artist statements: :: Beth Dow | Ruins


These are the first photographs in a new portfolio that looks at the ways we appropriate and approximate the romance of ruins into modern American environments, and what this says about our longing for historic precedents. While genuine ruins remind us of our own mortality, they also suggest the opposite by showing it’s possible to endure, even if only in a reduced and degraded form.

We fake antiquities in curious ways, preferring them to spanking-new models. This places the counterfeits at a curious point in time - somewhere between pristine original construction and the present, indicating that we value our nostalgia for something lost over what was actually lost. This circular thinking about authenticity is the biggest draw for me.

I have been looking at Victorian photographs by Francis Frith, Felix Bonfils, and Giorgio Sommer, as well as sepia ink and wash drawings by Claude Lorrain, a 17th century artist who used classical ruins to create ideal scenes of pastoral splendor. My pictures of faked antiquities are an attempt to evoke nostalgia for inaccurate history, to wrestle with ideas of authenticity, and to question the value we place on Classical ideals. It is natural to challenge the relevance of nostalgic longing, and I exploit this dynamic in my contemporary landscapes.

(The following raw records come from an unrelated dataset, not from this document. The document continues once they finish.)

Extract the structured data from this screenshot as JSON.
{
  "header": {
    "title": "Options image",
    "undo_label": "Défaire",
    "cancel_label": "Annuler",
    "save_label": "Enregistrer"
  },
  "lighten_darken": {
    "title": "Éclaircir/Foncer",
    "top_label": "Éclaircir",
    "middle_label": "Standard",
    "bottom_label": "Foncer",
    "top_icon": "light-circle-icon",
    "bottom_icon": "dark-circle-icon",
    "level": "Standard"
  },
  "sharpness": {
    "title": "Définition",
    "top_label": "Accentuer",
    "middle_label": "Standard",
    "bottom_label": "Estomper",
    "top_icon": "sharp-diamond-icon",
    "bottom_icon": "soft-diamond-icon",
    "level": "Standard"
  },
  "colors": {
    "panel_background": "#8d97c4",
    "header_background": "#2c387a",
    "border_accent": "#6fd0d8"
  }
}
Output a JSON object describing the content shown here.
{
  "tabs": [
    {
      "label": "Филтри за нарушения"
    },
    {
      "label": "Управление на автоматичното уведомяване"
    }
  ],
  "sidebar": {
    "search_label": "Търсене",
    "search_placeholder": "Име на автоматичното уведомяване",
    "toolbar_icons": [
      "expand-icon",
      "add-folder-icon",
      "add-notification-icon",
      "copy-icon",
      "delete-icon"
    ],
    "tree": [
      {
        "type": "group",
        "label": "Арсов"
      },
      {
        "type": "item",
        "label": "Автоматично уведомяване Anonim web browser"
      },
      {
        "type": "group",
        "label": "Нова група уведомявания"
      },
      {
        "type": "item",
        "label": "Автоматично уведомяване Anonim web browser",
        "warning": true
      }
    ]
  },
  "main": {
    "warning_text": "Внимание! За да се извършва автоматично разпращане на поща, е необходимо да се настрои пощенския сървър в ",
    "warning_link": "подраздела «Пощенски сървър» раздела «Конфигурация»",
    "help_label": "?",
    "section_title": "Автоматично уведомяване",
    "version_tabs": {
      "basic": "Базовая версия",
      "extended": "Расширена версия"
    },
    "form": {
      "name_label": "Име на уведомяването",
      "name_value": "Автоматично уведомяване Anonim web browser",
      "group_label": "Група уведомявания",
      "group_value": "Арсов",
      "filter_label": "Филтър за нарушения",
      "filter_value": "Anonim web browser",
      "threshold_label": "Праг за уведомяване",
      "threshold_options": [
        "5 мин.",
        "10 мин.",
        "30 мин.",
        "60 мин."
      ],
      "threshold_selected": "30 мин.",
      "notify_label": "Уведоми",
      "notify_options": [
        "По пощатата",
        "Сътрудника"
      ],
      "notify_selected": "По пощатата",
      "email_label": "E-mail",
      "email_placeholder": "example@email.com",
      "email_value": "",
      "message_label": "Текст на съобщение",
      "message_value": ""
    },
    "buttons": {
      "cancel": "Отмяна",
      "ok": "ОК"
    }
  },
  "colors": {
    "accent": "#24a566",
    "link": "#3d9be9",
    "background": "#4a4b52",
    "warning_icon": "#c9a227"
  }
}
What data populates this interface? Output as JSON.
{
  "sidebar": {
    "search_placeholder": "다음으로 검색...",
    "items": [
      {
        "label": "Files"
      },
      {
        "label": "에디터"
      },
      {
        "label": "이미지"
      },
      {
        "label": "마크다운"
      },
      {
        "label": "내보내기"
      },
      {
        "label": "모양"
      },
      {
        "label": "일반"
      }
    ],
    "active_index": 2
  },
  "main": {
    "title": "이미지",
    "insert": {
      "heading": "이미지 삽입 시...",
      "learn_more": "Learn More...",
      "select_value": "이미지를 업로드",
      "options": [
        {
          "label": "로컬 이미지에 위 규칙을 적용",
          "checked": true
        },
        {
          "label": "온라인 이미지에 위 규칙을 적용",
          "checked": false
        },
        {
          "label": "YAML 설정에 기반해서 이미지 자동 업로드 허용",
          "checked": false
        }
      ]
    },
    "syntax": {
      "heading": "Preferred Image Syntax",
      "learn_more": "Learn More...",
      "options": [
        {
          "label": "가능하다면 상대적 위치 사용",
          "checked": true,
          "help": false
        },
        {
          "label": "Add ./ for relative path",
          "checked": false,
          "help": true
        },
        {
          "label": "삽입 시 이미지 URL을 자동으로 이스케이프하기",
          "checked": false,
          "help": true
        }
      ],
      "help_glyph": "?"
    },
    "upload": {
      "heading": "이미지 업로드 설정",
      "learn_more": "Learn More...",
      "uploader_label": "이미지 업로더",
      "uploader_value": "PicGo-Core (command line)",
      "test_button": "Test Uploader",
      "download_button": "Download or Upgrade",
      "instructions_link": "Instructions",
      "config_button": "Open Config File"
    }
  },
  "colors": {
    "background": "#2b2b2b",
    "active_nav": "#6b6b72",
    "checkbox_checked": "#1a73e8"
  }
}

I approach these pictures as a tourist. These real sites are all shot with a hand-held medium format camera, and include whatever clutter exists around the actual subjects. I also use a slightly wide-angle lens to exploit the sense of disorder through converging verticals. People mill around as they do in Frith’s photographs. Life goes on. Unlike the heavily retouched wet-collodion/albumen originals, my film records clouds and other details, so I leave it all in. As my original references are beautiful objects, I honor that beauty by using the Victorian hand-coated platinum process. Platinum is rare, precious, and the most permanent photographic printing medium - an apt metaphor for my search for the authentic and enduring.